You can never let your guard down. What I learned at Just for Laughs is no matter how prepared you are, something will go wrong. That's just the nature of the beast. When everything is perfect, there is a power failure. You have to know that it's going to screw up and deal with it, so you can't freak out when it does. In the late nineties, we did a huge tribute to Roseanne Barr and the Hollywood Reporter ran a tribute to her. I then get a call from Roseanne's plane that they are turning around and she isn't coming because they wrote something she didn't like. I told their manager that she will look like an idiot for turning around and that I can't control what someone writes, so she showed up. The same thing happened with John Candy in the late eighties, when he decided a month before the show to pull out. As I was on the phone, I climbed on the ledge of my building and said, "John, I'm on the ledge of my building. You can hear people screaming. If you don't come back, I'll jump." He agreed to do the show. I was only three floors up.

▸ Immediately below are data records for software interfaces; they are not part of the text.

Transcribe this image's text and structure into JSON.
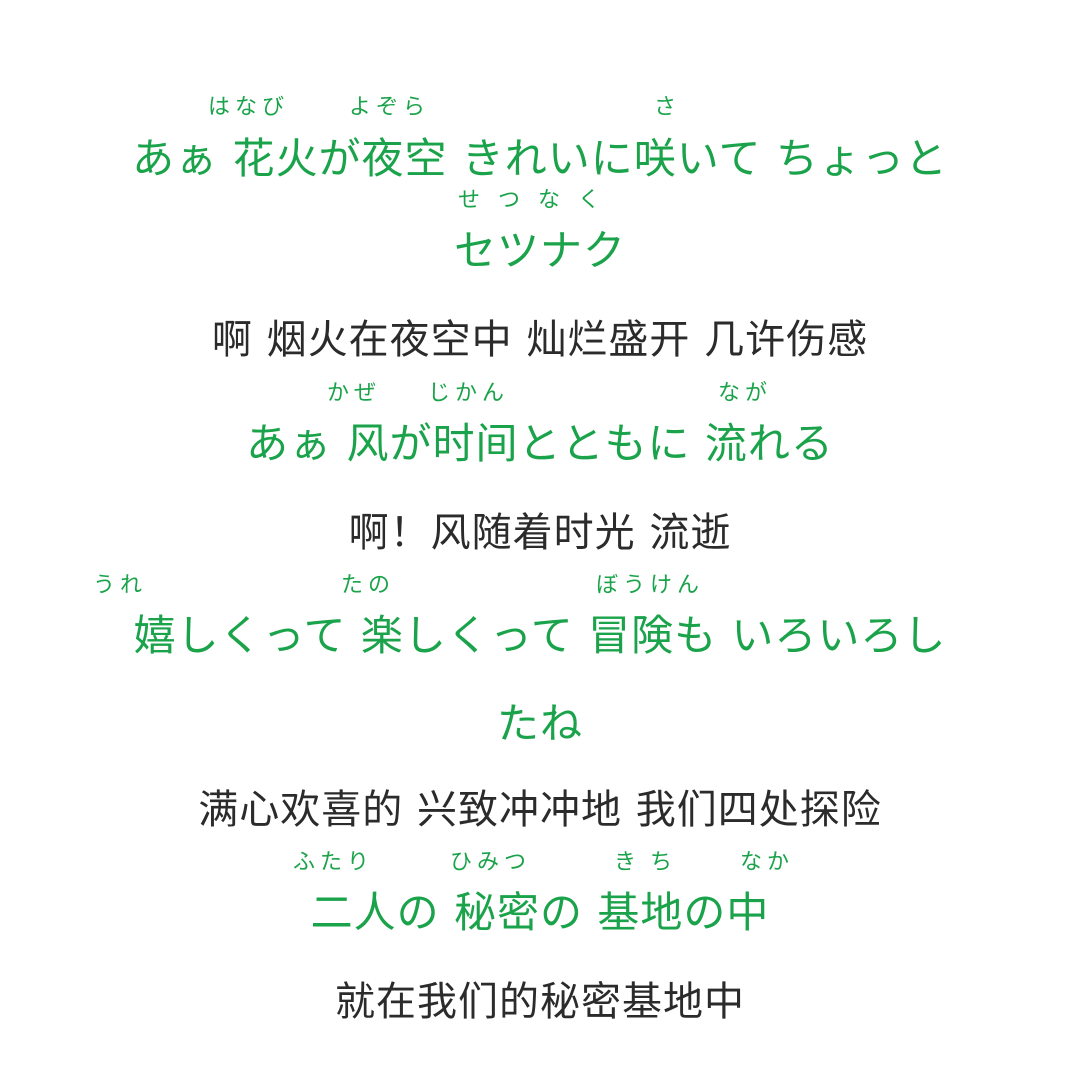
{
  "lyrics": [
    {
      "type": "jp",
      "text": "あぁ 花火が夜空 きれいに咲いて ちょっと",
      "ruby": [
        "はなび",
        "よぞら",
        "さ"
      ]
    },
    {
      "type": "jp",
      "text": "セツナク",
      "ruby": [
        "せつなく"
      ]
    },
    {
      "type": "cn",
      "text": "啊 烟火在夜空中 灿烂盛开 几许伤感"
    },
    {
      "type": "jp",
      "text": "あぁ 风が时间とともに 流れる",
      "ruby": [
        "かぜ",
        "じかん",
        "なが"
      ]
    },
    {
      "type": "cn",
      "text": "啊！风随着时光 流逝"
    },
    {
      "type": "jp",
      "text": "嬉しくって 楽しくって 冒険も いろいろし",
      "ruby": [
        "うれ",
        "たの",
        "ぼうけん"
      ]
    },
    {
      "type": "jp",
      "text": "たね"
    },
    {
      "type": "cn",
      "text": "满心欢喜的 兴致冲冲地 我们四处探险"
    },
    {
      "type": "jp",
      "text": "二人の 秘密の 基地の中",
      "ruby": [
        "ふたり",
        "ひみつ",
        "きち",
        "なか"
      ]
    },
    {
      "type": "cn",
      "text": "就在我们的秘密基地中"
    }
  ],
  "colors": {
    "japanese": "#1aa34a",
    "chinese": "#2b2b2b",
    "background": "#ffffff"
  }
}
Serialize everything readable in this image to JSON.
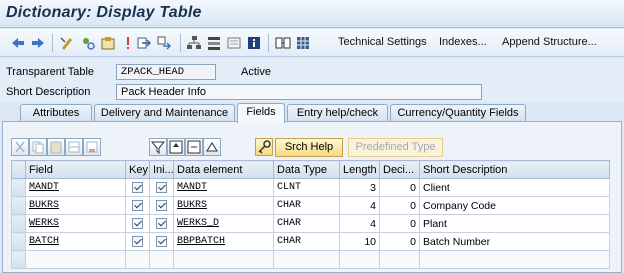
{
  "window": {
    "title": "Dictionary: Display Table"
  },
  "toolbar": {
    "icons": [
      "back-arrow-icon",
      "forward-arrow-icon",
      "display-change-icon",
      "other-object-icon",
      "check-icon",
      "activate-icon",
      "where-used-icon",
      "navigate-icon",
      "hierarchy-icon",
      "object-list-icon",
      "display-object-icon",
      "info-icon",
      "append-structure-icon",
      "table-contents-icon"
    ],
    "technical_settings": "Technical Settings",
    "indexes": "Indexes...",
    "append_structure": "Append Structure..."
  },
  "header": {
    "type_label": "Transparent Table",
    "table_name": "ZPACK_HEAD",
    "status": "Active",
    "short_desc_label": "Short Description",
    "short_desc_value": "Pack Header Info"
  },
  "tabs": [
    {
      "label": "Attributes",
      "active": false
    },
    {
      "label": "Delivery and Maintenance",
      "active": false
    },
    {
      "label": "Fields",
      "active": true
    },
    {
      "label": "Entry help/check",
      "active": false
    },
    {
      "label": "Currency/Quantity Fields",
      "active": false
    }
  ],
  "panel_toolbar": {
    "srch_help": "Srch Help",
    "predefined_type": "Predefined Type"
  },
  "table": {
    "columns": [
      "Field",
      "Key",
      "Ini...",
      "Data element",
      "Data Type",
      "Length",
      "Deci...",
      "Short Description"
    ],
    "rows": [
      {
        "field": "MANDT",
        "key": true,
        "initial": true,
        "data_element": "MANDT",
        "data_type": "CLNT",
        "length": "3",
        "decimals": "0",
        "desc": "Client"
      },
      {
        "field": "BUKRS",
        "key": true,
        "initial": true,
        "data_element": "BUKRS",
        "data_type": "CHAR",
        "length": "4",
        "decimals": "0",
        "desc": "Company Code"
      },
      {
        "field": "WERKS",
        "key": true,
        "initial": true,
        "data_element": "WERKS_D",
        "data_type": "CHAR",
        "length": "4",
        "decimals": "0",
        "desc": "Plant"
      },
      {
        "field": "BATCH",
        "key": true,
        "initial": true,
        "data_element": "BBPBATCH",
        "data_type": "CHAR",
        "length": "10",
        "decimals": "0",
        "desc": "Batch Number"
      }
    ]
  },
  "colors": {
    "accent": "#1d2f4f",
    "button_yellow": "#f6d97f"
  }
}
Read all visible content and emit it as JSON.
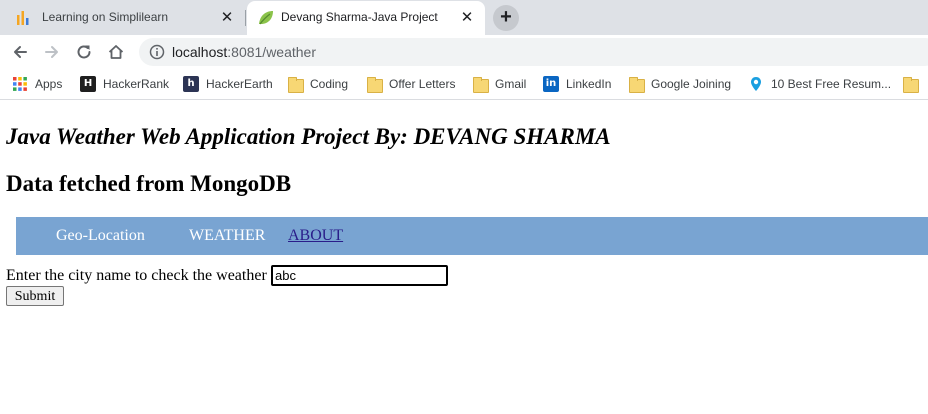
{
  "browser": {
    "tabs": [
      {
        "title": "Learning on Simplilearn",
        "active": false
      },
      {
        "title": "Devang Sharma-Java Project",
        "active": true
      }
    ],
    "new_tab_label": "+",
    "close_label": "✕",
    "address": {
      "host": "localhost",
      "rest": ":8081/weather"
    },
    "bookmarks": [
      {
        "label": "Apps",
        "icon": "apps-grid-icon"
      },
      {
        "label": "HackerRank",
        "icon": "hackerrank-icon"
      },
      {
        "label": "HackerEarth",
        "icon": "hackerearth-icon"
      },
      {
        "label": "Coding",
        "icon": "folder-icon"
      },
      {
        "label": "Offer Letters",
        "icon": "folder-icon"
      },
      {
        "label": "Gmail",
        "icon": "folder-icon"
      },
      {
        "label": "LinkedIn",
        "icon": "linkedin-icon"
      },
      {
        "label": "Google Joining",
        "icon": "folder-icon"
      },
      {
        "label": "10 Best Free Resum...",
        "icon": "location-pin-icon"
      }
    ]
  },
  "page": {
    "title": "Java Weather Web Application Project By: DEVANG SHARMA",
    "subtitle": "Data fetched from MongoDB",
    "menu": [
      {
        "label": "Geo-Location"
      },
      {
        "label": "WEATHER"
      },
      {
        "label": "ABOUT"
      }
    ],
    "form": {
      "label": "Enter the city name to check the weather",
      "city_value": "abc",
      "submit_label": "Submit"
    }
  },
  "colors": {
    "menu_bar": "#79a4d2",
    "link": "#2a1d8a",
    "tabstrip": "#dee1e6"
  }
}
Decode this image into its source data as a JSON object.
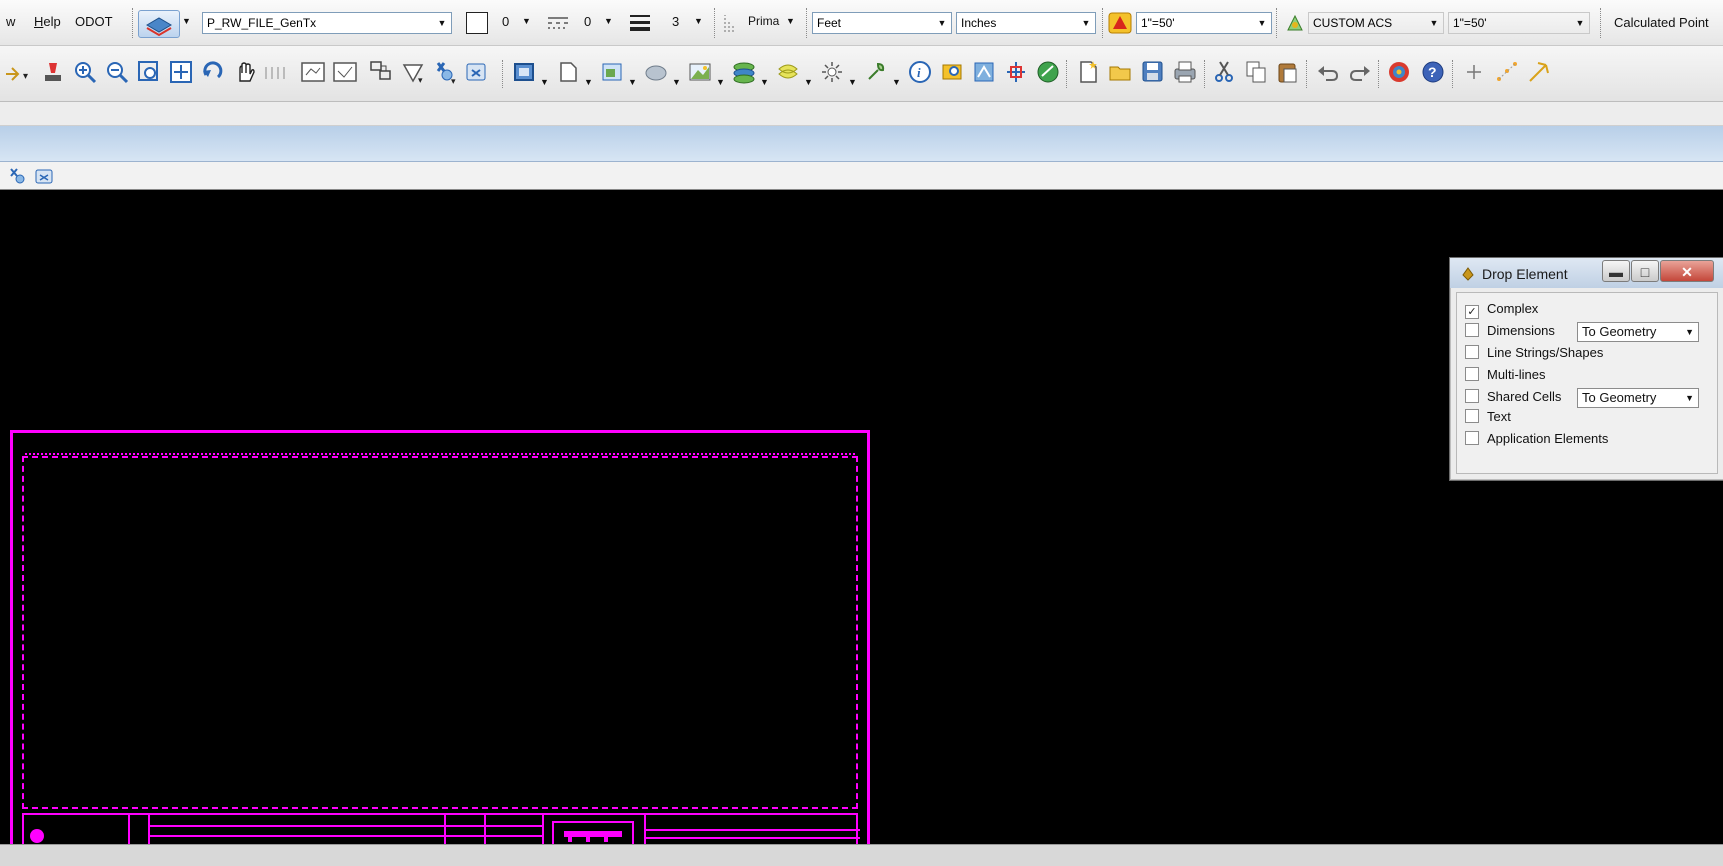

People have an inherent need to predict the future. It's the reason we read horoscopes and play the lottery. Play the Future is like fantasy sports. Rather than just predict the outcome of a sporting event, you predict every event. How many times will Trump's facts be wrong in today's speech? When this interview comes out, how many vowels will it have? We've built it into a marketing tool so users can predict Canadian Tire sales or Via Rail on-time records. I got the idea 28 years ago reading the prediction issue of the National Enquirer and whoever says if they were right or wrong and if aliens will ever land in the White House.

This is my fourth career. I've been a journalist, comedy-festival builder, mobile-media pioneer and now future player. What's important to me is that each one is diametrically different from the other. If there is one constant in my life, it's striving for innovation, challenge and the new … to do something that's never before been done, even if it's only never before been done by me.

What haven't I learned? I learned so much that for seven years straight, I wrote a weekly blog about the lessons I learned, mroe than 1,000 in total. Some of my favourite lessons are: Anything you do just for money will ultimately fail. Everybody loves change until you change something. "Nice" is worse than "bad" and beware the person who doesn't like balloons.

When I was a kid, I wanted to be a garbage man. I'm not being facetious or silly; it was my first-ever career goal. As a four-year-old, my room window faced the street, and I remember being mesmerized by these wild guys waking me up twice a week. They were raucous and loud, they yelled and threw things around with reckless abandon, they dangerously climbed on and hung off a large moving vehicle in a savage, urban choreograph. What a gig. Who wouldn't want to do that?

The best and worst advice I ever received are the same: "Forget it, it can't be done." I've been told that so many times, and rather than deflate me, it inspired me. "A kid can't work at a newspaper." "What the hell is a comedy festival?" "Nobody will ever pay for mobile content." And now it's, "Where's the business model in prediction?" If I just listened to all the advice instead of been motivated to prove it wrong, I'd be an unhappy, unaccomplished, bitter man today.

To be very honest, I'm a terrible manager. I'm a decent leader and can rally a team together, but when it comes to day-to-day management, my approach is that people should fix their own problems. I have no problem leading people into battle but in terms of actually managing them, I let people manage themselves. There is a goal and there is the outcome, and we need to focus on what we are going to do to make sure it gets done. My management style is that you need to figure it out.

Today's failure is tomorrow's story over beers: In Thru the Out Door came out in 1997. I sold it to the CBC. It was the world's first all-gay comedy show, with all gay cast and writers. For me it was a big Kum Bah Yah moment. It was so risqué and ahead of its time. The complaints almost shut down the CBC switchboard. I thought it was going to be an Earth-shattering, groundbreaking phenomenon that would go on and on, but it was too early and was a disaster. They showed it once and never showed it again. I watch it now and love it.

As told to Leah Eichler. This interview has been edited and condensed.